> [Work task] Your answer must be an exact copy of every record.

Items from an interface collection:
************
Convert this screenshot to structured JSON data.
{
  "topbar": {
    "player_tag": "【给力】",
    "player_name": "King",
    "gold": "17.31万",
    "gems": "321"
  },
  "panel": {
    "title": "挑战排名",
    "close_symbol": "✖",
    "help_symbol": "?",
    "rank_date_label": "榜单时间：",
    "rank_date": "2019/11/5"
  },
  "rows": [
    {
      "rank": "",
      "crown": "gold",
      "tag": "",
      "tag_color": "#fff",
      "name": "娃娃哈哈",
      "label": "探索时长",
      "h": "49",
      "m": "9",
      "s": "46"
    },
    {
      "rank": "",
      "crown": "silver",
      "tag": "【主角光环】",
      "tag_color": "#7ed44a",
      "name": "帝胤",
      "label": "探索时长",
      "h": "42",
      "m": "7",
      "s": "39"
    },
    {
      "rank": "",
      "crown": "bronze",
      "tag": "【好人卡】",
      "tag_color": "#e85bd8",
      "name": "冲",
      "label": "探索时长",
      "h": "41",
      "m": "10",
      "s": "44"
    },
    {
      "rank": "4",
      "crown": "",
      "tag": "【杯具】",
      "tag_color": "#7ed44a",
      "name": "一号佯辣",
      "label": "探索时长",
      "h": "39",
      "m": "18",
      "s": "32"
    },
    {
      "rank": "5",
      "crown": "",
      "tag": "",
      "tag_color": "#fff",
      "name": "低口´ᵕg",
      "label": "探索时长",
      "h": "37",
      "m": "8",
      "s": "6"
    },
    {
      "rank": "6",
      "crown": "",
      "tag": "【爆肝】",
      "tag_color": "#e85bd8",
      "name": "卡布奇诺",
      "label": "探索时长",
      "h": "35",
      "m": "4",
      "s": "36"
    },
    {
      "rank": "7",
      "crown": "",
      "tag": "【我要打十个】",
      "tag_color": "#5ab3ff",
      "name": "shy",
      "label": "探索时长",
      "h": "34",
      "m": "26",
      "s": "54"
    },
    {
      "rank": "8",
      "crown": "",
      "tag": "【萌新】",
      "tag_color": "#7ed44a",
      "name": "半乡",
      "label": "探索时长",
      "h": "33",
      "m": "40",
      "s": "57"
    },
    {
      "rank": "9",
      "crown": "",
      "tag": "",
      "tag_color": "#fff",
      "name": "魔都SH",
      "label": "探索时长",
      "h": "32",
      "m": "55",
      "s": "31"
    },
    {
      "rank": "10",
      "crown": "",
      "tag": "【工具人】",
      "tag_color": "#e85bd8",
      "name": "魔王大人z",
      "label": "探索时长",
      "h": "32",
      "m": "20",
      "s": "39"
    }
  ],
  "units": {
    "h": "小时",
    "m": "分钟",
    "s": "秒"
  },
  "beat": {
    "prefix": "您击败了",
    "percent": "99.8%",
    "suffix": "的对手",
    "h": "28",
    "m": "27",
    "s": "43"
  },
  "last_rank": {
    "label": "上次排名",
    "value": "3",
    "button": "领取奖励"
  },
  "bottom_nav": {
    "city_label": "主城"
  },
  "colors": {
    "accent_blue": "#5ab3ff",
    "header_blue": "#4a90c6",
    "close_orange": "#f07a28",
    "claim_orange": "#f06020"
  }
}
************
> [Your response]
Convert this screenshot to structured JSON data.
{
  "topbar": {
    "player_tag": "【给力】",
    "player_name": "King",
    "gold": "17.31万",
    "gems": "321"
  },
  "panel": {
    "title": "挑战排名",
    "close_symbol": "✖",
    "help_symbol": "?",
    "rank_date_label": "榜单时间：",
    "rank_date": "2019/11/5"
  },
  "rows": [
    {
      "rank": "",
      "crown": "gold",
      "tag": "",
      "tag_color": "#fff",
      "name": "娃娃哈哈",
      "label": "探索时长",
      "h": "49",
      "m": "9",
      "s": "46"
    },
    {
      "rank": "",
      "crown": "silver",
      "tag": "【主角光环】",
      "tag_color": "#7ed44a",
      "name": "帝胤",
      "label": "探索时长",
      "h": "42",
      "m": "7",
      "s": "39"
    },
    {
      "rank": "",
      "crown": "bronze",
      "tag": "【好人卡】",
      "tag_color": "#e85bd8",
      "name": "冲",
      "label": "探索时长",
      "h": "41",
      "m": "10",
      "s": "44"
    },
    {
      "rank": "4",
      "crown": "",
      "tag": "【杯具】",
      "tag_color": "#7ed44a",
      "name": "一号佯辣",
      "label": "探索时长",
      "h": "39",
      "m": "18",
      "s": "32"
    },
    {
      "rank": "5",
      "crown": "",
      "tag": "",
      "tag_color": "#fff",
      "name": "低口´ᵕg",
      "label": "探索时长",
      "h": "37",
      "m": "8",
      "s": "6"
    },
    {
      "rank": "6",
      "crown": "",
      "tag": "【爆肝】",
      "tag_color": "#e85bd8",
      "name": "卡布奇诺",
      "label": "探索时长",
      "h": "35",
      "m": "4",
      "s": "36"
    },
    {
      "rank": "7",
      "crown": "",
      "tag": "【我要打十个】",
      "tag_color": "#5ab3ff",
      "name": "shy",
      "label": "探索时长",
      "h": "34",
      "m": "26",
      "s": "54"
    },
    {
      "rank": "8",
      "crown": "",
      "tag": "【萌新】",
      "tag_color": "#7ed44a",
      "name": "半乡",
      "label": "探索时长",
      "h": "33",
      "m": "40",
      "s": "57"
    },
    {
      "rank": "9",
      "crown": "",
      "tag": "",
      "tag_color": "#fff",
      "name": "魔都SH",
      "label": "探索时长",
      "h": "32",
      "m": "55",
      "s": "31"
    },
    {
      "rank": "10",
      "crown": "",
      "tag": "【工具人】",
      "tag_color": "#e85bd8",
      "name": "魔王大人z",
      "label": "探索时长",
      "h": "32",
      "m": "20",
      "s": "39"
    }
  ],
  "units": {
    "h": "小时",
    "m": "分钟",
    "s": "秒"
  },
  "beat": {
    "prefix": "您击败了",
    "percent": "99.8%",
    "suffix": "的对手",
    "h": "28",
    "m": "27",
    "s": "43"
  },
  "last_rank": {
    "label": "上次排名",
    "value": "3",
    "button": "领取奖励"
  },
  "bottom_nav": {
    "city_label": "主城"
  },
  "colors": {
    "accent_blue": "#5ab3ff",
    "header_blue": "#4a90c6",
    "close_orange": "#f07a28",
    "claim_orange": "#f06020"
  }
}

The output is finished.